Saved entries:
=== Begin Enclosure ===

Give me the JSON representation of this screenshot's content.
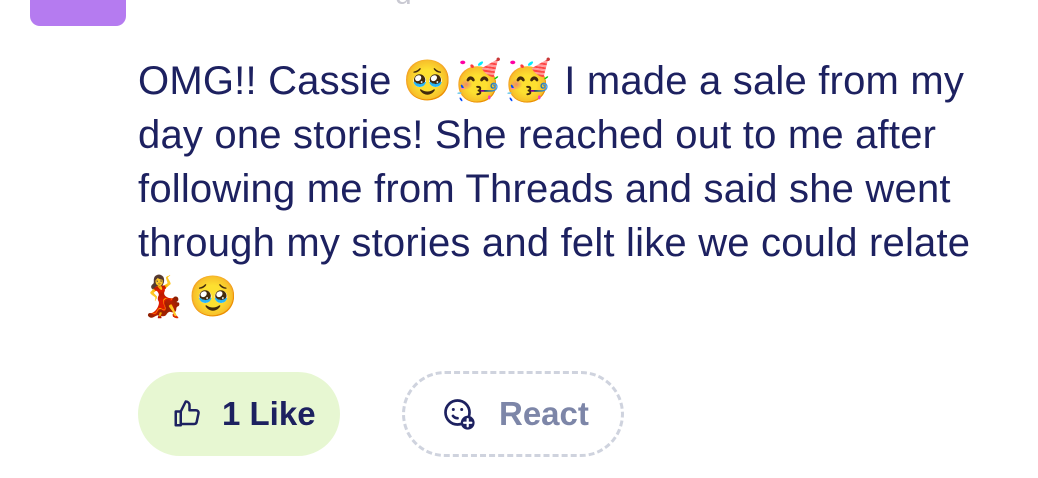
{
  "post": {
    "author_name_partial": "g",
    "message": "OMG!! Cassie 🥹🥳🥳 I made a sale from my day one stories! She reached out to me after following me from Threads and said she went through my stories and felt like we could relate 💃🥹"
  },
  "actions": {
    "like_label": "1 Like",
    "react_label": "React",
    "like_icon": "thumbs-up-icon",
    "react_icon": "smiley-plus-icon"
  },
  "colors": {
    "text": "#1d2160",
    "avatar": "#b57bf0",
    "like_bg": "#e7f7d2",
    "react_text": "#7d86a8",
    "react_border": "#cfd3de"
  }
}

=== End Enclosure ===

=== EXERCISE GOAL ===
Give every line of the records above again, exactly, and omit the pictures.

=== SOLUTION FOR THIS EXERCISE ===
Give me the JSON representation of this screenshot's content.
{
  "post": {
    "author_name_partial": "g",
    "message": "OMG!! Cassie 🥹🥳🥳 I made a sale from my day one stories! She reached out to me after following me from Threads and said she went through my stories and felt like we could relate 💃🥹"
  },
  "actions": {
    "like_label": "1 Like",
    "react_label": "React",
    "like_icon": "thumbs-up-icon",
    "react_icon": "smiley-plus-icon"
  },
  "colors": {
    "text": "#1d2160",
    "avatar": "#b57bf0",
    "like_bg": "#e7f7d2",
    "react_text": "#7d86a8",
    "react_border": "#cfd3de"
  }
}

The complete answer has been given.